    I much prefer to see a trader make the key decision at the time it’s needed. That provides a bit of flexibility. The ‘set in stone’ adjustment order may not be a good idea because the situation changes daily when using options. A stop loss order for a stock works well – but option prices are dependent on many factors and it seems wrong to me to exit a trade just because an option price reached a certain level. I’d be more comfortable using ‘set in stone’ option orders if you were to change your order (based delta or whatever parameter you use) on a daily basis.
    Regarding the put assignment.
    a) When someone owns puts plus stock, sometimes the put moves so far into the money that there is essentially no chance it will move OTM prior to expiration. At that time, the put owner often exercises the put to get rid of the position. Why do that? Just to save a small amount of interest – the cost of owning (carrying) the position through expiration. Freeing up cash earns some interest. Obviously when interest rates are higher, this occurs more often.
    Even more subtle: When the corresponding call option can be purchased for less than the cost of carry, it’s a decent idea to unload the stock plus put and buy the call. You have the equivalent position and you freed up some cash to earn interest.
    Thus, if cost to carry stock plus put is $32 and you can buy the call for $0.25, it’s intelligent to exercise the put and buy the call. You won’t see this often, but it happens when IV is low.
    b) If you own a put that is five points ITM and the bid for the option is only 4.80 or 4.90, rather than sell the put for less that it’s intrinsic value (5.00), it’s better to exercise the put and buy stock. Sure it’s an extra commission, but well worth it for most traders (obviously depends on individual’s commission structure).
    What are you telling me about the quizzes?

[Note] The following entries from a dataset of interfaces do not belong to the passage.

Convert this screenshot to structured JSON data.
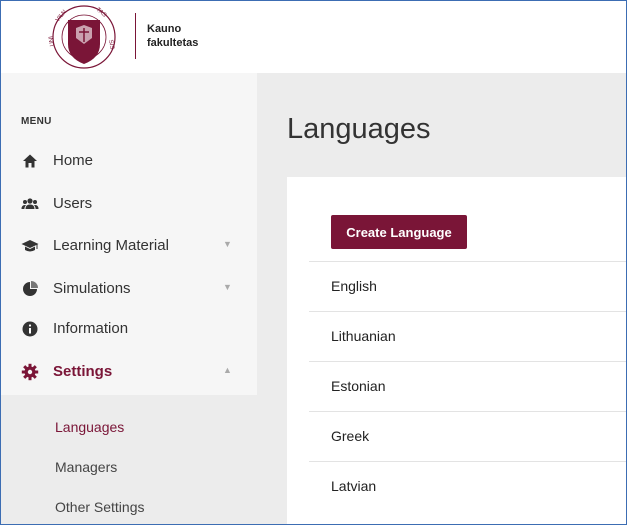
{
  "brand": {
    "seal_label": "UNIVERSITAS VILNENSIS",
    "name_line1": "Kauno",
    "name_line2": "fakultetas",
    "accent_color": "#7a1537"
  },
  "sidebar": {
    "menu_heading": "MENU",
    "items": [
      {
        "label": "Home",
        "icon": "home-icon"
      },
      {
        "label": "Users",
        "icon": "users-icon"
      },
      {
        "label": "Learning Material",
        "icon": "graduation-cap-icon",
        "expandable": true
      },
      {
        "label": "Simulations",
        "icon": "pie-chart-icon",
        "expandable": true
      },
      {
        "label": "Information",
        "icon": "info-icon"
      },
      {
        "label": "Settings",
        "icon": "gear-icon",
        "expanded": true,
        "active": true
      }
    ],
    "submenu": [
      {
        "label": "Languages",
        "active": true
      },
      {
        "label": "Managers"
      },
      {
        "label": "Other Settings"
      }
    ]
  },
  "main": {
    "title": "Languages",
    "create_button": "Create Language",
    "languages": [
      "English",
      "Lithuanian",
      "Estonian",
      "Greek",
      "Latvian"
    ]
  }
}
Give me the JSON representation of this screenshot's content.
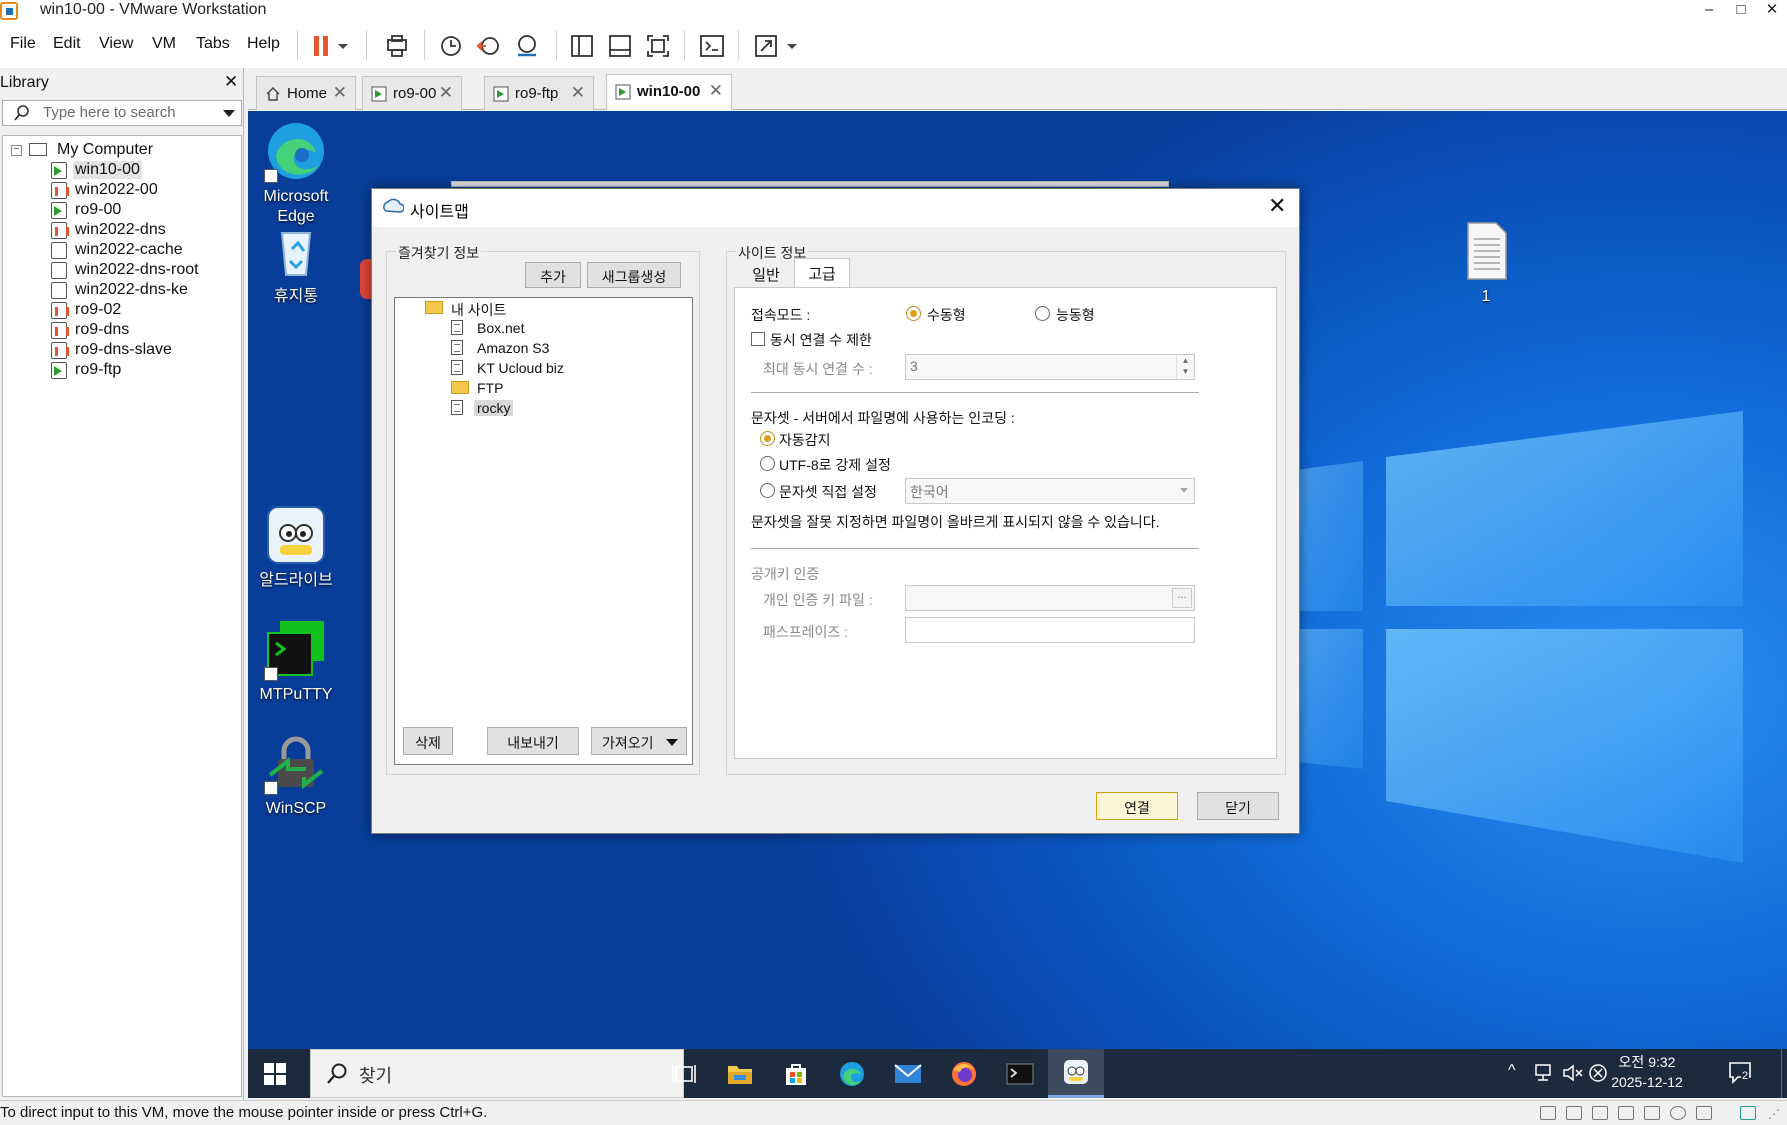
{
  "window": {
    "title": "win10-00 - VMware Workstation",
    "minimize": "–",
    "maximize": "□",
    "close": "✕"
  },
  "menu": {
    "items": [
      "File",
      "Edit",
      "View",
      "VM",
      "Tabs",
      "Help"
    ]
  },
  "toolbar": {
    "icons": [
      "pause-icon",
      "dropdown-arrow-icon",
      "send-keys-icon",
      "snapshot-icon",
      "revert-snapshot-icon",
      "snapshot-manager-icon",
      "library-view-icon",
      "thumbnail-view-icon",
      "full-screen-icon",
      "console-icon",
      "stretch-icon"
    ]
  },
  "library": {
    "title": "Library",
    "close": "✕",
    "search_placeholder": "Type here to search",
    "root": "My Computer",
    "vms": [
      {
        "name": "win10-00",
        "state": "running",
        "selected": true
      },
      {
        "name": "win2022-00",
        "state": "suspended"
      },
      {
        "name": "ro9-00",
        "state": "running"
      },
      {
        "name": "win2022-dns",
        "state": "suspended"
      },
      {
        "name": "win2022-cache",
        "state": "off"
      },
      {
        "name": "win2022-dns-root",
        "state": "off"
      },
      {
        "name": "win2022-dns-ke",
        "state": "off"
      },
      {
        "name": "ro9-02",
        "state": "suspended"
      },
      {
        "name": "ro9-dns",
        "state": "suspended"
      },
      {
        "name": "ro9-dns-slave",
        "state": "suspended"
      },
      {
        "name": "ro9-ftp",
        "state": "running"
      }
    ]
  },
  "tabs": [
    {
      "label": "Home",
      "active": false
    },
    {
      "label": "ro9-00",
      "active": false
    },
    {
      "label": "ro9-ftp",
      "active": false
    },
    {
      "label": "win10-00",
      "active": true
    }
  ],
  "desktop": {
    "icons": [
      {
        "label_line1": "Microsoft",
        "label_line2": "Edge"
      },
      {
        "label_line1": "휴지통",
        "label_line2": ""
      },
      {
        "label_line1": "알드라이브",
        "label_line2": ""
      },
      {
        "label_line1": "MTPuTTY",
        "label_line2": ""
      },
      {
        "label_line1": "WinSCP",
        "label_line2": ""
      },
      {
        "label_line1": "1",
        "label_line2": ""
      }
    ]
  },
  "dialog": {
    "title": "사이트맵",
    "close": "✕",
    "favorites": {
      "group_title": "즐겨찾기 정보",
      "add_button": "추가",
      "new_group_button": "새그룹생성",
      "tree": [
        {
          "label": "내 사이트",
          "type": "folder",
          "level": 0
        },
        {
          "label": "Box.net",
          "type": "site",
          "level": 1
        },
        {
          "label": "Amazon S3",
          "type": "site",
          "level": 1
        },
        {
          "label": "KT Ucloud biz",
          "type": "site",
          "level": 1
        },
        {
          "label": "FTP",
          "type": "folder",
          "level": 1
        },
        {
          "label": "rocky",
          "type": "site",
          "level": 1,
          "selected": true
        }
      ],
      "delete_button": "삭제",
      "export_button": "내보내기",
      "import_button": "가져오기"
    },
    "site_info": {
      "group_title": "사이트 정보",
      "tabs": [
        {
          "label": "일반",
          "active": false
        },
        {
          "label": "고급",
          "active": true
        }
      ],
      "connection_mode_label": "접속모드 :",
      "mode_passive": "수동형",
      "mode_active": "능동형",
      "mode_selected": "수동형",
      "limit_connections_label": "동시 연결 수 제한",
      "max_connections_label": "최대 동시 연결 수 :",
      "max_connections_value": "3",
      "charset_label": "문자셋 - 서버에서 파일명에 사용하는 인코딩 :",
      "charset_auto": "자동감지",
      "charset_utf8": "UTF-8로 강제 설정",
      "charset_manual": "문자셋 직접 설정",
      "charset_selected": "자동감지",
      "charset_value": "한국어",
      "charset_warning": "문자셋을 잘못 지정하면 파일명이 올바르게 표시되지 않을 수 있습니다.",
      "pubkey_title": "공개키 인증",
      "private_key_label": "개인 인증 키 파일 :",
      "private_key_value": "",
      "browse_button": "...",
      "passphrase_label": "패스프레이즈 :",
      "passphrase_value": ""
    },
    "connect_button": "연결",
    "close_button": "닫기"
  },
  "taskbar": {
    "search_placeholder": "찾기",
    "clock_time": "오전 9:32",
    "clock_date": "2025-12-12",
    "notification_count": "2"
  },
  "status": {
    "text": "To direct input to this VM, move the mouse pointer inside or press Ctrl+G."
  }
}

  7. JB 07/15/2009 at 2:42 PM #

    Hi Mark,
    In regards to the quizzes, some would find it helpful to have a companion workbook with several/(many??) problems for each chapter, especially the Greeks. The original email for this posting to you was in the scope of the greeks.
    For a working stiff, limited time to watch the market, and familiar with owning stocks, it sounds like the collar is recommended. A question comes to mind — how far out should the insurance side (long put) be? I know there is no RIGHT answer, but your thoughts would be appreciated. To add a little context, assume the investor would like to hold the stock for several years. Buy puts when they’re cheap—vix is low?

  8. Mark Wolfinger 07/15/2009 at 3:13 PM #

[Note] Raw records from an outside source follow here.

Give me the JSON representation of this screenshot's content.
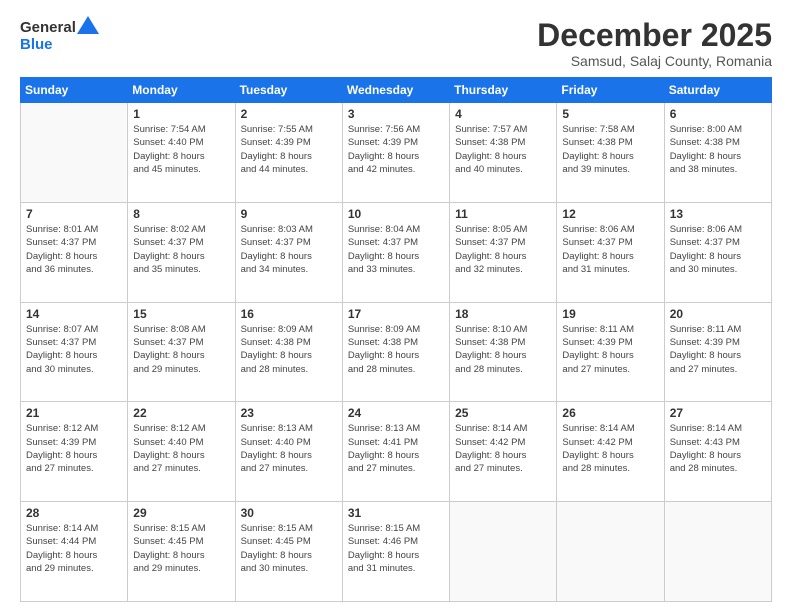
{
  "header": {
    "logo_general": "General",
    "logo_blue": "Blue",
    "month": "December 2025",
    "location": "Samsud, Salaj County, Romania"
  },
  "weekdays": [
    "Sunday",
    "Monday",
    "Tuesday",
    "Wednesday",
    "Thursday",
    "Friday",
    "Saturday"
  ],
  "weeks": [
    [
      {
        "day": "",
        "info": ""
      },
      {
        "day": "1",
        "info": "Sunrise: 7:54 AM\nSunset: 4:40 PM\nDaylight: 8 hours\nand 45 minutes."
      },
      {
        "day": "2",
        "info": "Sunrise: 7:55 AM\nSunset: 4:39 PM\nDaylight: 8 hours\nand 44 minutes."
      },
      {
        "day": "3",
        "info": "Sunrise: 7:56 AM\nSunset: 4:39 PM\nDaylight: 8 hours\nand 42 minutes."
      },
      {
        "day": "4",
        "info": "Sunrise: 7:57 AM\nSunset: 4:38 PM\nDaylight: 8 hours\nand 40 minutes."
      },
      {
        "day": "5",
        "info": "Sunrise: 7:58 AM\nSunset: 4:38 PM\nDaylight: 8 hours\nand 39 minutes."
      },
      {
        "day": "6",
        "info": "Sunrise: 8:00 AM\nSunset: 4:38 PM\nDaylight: 8 hours\nand 38 minutes."
      }
    ],
    [
      {
        "day": "7",
        "info": "Sunrise: 8:01 AM\nSunset: 4:37 PM\nDaylight: 8 hours\nand 36 minutes."
      },
      {
        "day": "8",
        "info": "Sunrise: 8:02 AM\nSunset: 4:37 PM\nDaylight: 8 hours\nand 35 minutes."
      },
      {
        "day": "9",
        "info": "Sunrise: 8:03 AM\nSunset: 4:37 PM\nDaylight: 8 hours\nand 34 minutes."
      },
      {
        "day": "10",
        "info": "Sunrise: 8:04 AM\nSunset: 4:37 PM\nDaylight: 8 hours\nand 33 minutes."
      },
      {
        "day": "11",
        "info": "Sunrise: 8:05 AM\nSunset: 4:37 PM\nDaylight: 8 hours\nand 32 minutes."
      },
      {
        "day": "12",
        "info": "Sunrise: 8:06 AM\nSunset: 4:37 PM\nDaylight: 8 hours\nand 31 minutes."
      },
      {
        "day": "13",
        "info": "Sunrise: 8:06 AM\nSunset: 4:37 PM\nDaylight: 8 hours\nand 30 minutes."
      }
    ],
    [
      {
        "day": "14",
        "info": "Sunrise: 8:07 AM\nSunset: 4:37 PM\nDaylight: 8 hours\nand 30 minutes."
      },
      {
        "day": "15",
        "info": "Sunrise: 8:08 AM\nSunset: 4:37 PM\nDaylight: 8 hours\nand 29 minutes."
      },
      {
        "day": "16",
        "info": "Sunrise: 8:09 AM\nSunset: 4:38 PM\nDaylight: 8 hours\nand 28 minutes."
      },
      {
        "day": "17",
        "info": "Sunrise: 8:09 AM\nSunset: 4:38 PM\nDaylight: 8 hours\nand 28 minutes."
      },
      {
        "day": "18",
        "info": "Sunrise: 8:10 AM\nSunset: 4:38 PM\nDaylight: 8 hours\nand 28 minutes."
      },
      {
        "day": "19",
        "info": "Sunrise: 8:11 AM\nSunset: 4:39 PM\nDaylight: 8 hours\nand 27 minutes."
      },
      {
        "day": "20",
        "info": "Sunrise: 8:11 AM\nSunset: 4:39 PM\nDaylight: 8 hours\nand 27 minutes."
      }
    ],
    [
      {
        "day": "21",
        "info": "Sunrise: 8:12 AM\nSunset: 4:39 PM\nDaylight: 8 hours\nand 27 minutes."
      },
      {
        "day": "22",
        "info": "Sunrise: 8:12 AM\nSunset: 4:40 PM\nDaylight: 8 hours\nand 27 minutes."
      },
      {
        "day": "23",
        "info": "Sunrise: 8:13 AM\nSunset: 4:40 PM\nDaylight: 8 hours\nand 27 minutes."
      },
      {
        "day": "24",
        "info": "Sunrise: 8:13 AM\nSunset: 4:41 PM\nDaylight: 8 hours\nand 27 minutes."
      },
      {
        "day": "25",
        "info": "Sunrise: 8:14 AM\nSunset: 4:42 PM\nDaylight: 8 hours\nand 27 minutes."
      },
      {
        "day": "26",
        "info": "Sunrise: 8:14 AM\nSunset: 4:42 PM\nDaylight: 8 hours\nand 28 minutes."
      },
      {
        "day": "27",
        "info": "Sunrise: 8:14 AM\nSunset: 4:43 PM\nDaylight: 8 hours\nand 28 minutes."
      }
    ],
    [
      {
        "day": "28",
        "info": "Sunrise: 8:14 AM\nSunset: 4:44 PM\nDaylight: 8 hours\nand 29 minutes."
      },
      {
        "day": "29",
        "info": "Sunrise: 8:15 AM\nSunset: 4:45 PM\nDaylight: 8 hours\nand 29 minutes."
      },
      {
        "day": "30",
        "info": "Sunrise: 8:15 AM\nSunset: 4:45 PM\nDaylight: 8 hours\nand 30 minutes."
      },
      {
        "day": "31",
        "info": "Sunrise: 8:15 AM\nSunset: 4:46 PM\nDaylight: 8 hours\nand 31 minutes."
      },
      {
        "day": "",
        "info": ""
      },
      {
        "day": "",
        "info": ""
      },
      {
        "day": "",
        "info": ""
      }
    ]
  ]
}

    Hi JB,
    Am doing a piece tomorrow morning (July 16) that may answer that question.
    The truth is I don’t know – it really depends on which is most important to you. Insurance, or the chance to earn a bigger profit. It’s a very personal decision.
    I would want to buy a put with as high a strike price as feasible. That’s costly. If I can find a call to sell that pays for the put (or almost pays for it), and if I were willing to accept the maximum possible profit that the trade offers – that’s what I would choose.
    This is what I recommend for you. Assuming you know that being short a put spread is equivalent to owning a collar – look at the put spread instead. It’s two legs instead of three, easier to trade and requires fewer commissions.
    I believe you will see things differently from that perspective. Choose the put spread that suits your needs: how far OTM, how much cash credit, how much can possibly be lost, would you want to close early each month (or however long the option lifetime is) – and if so – to earn how much? How difficult is it to achieve those profit expectations. Etc.
    You may even want to consider owning longer-term puts and selling a new call option every month. The variations are endless.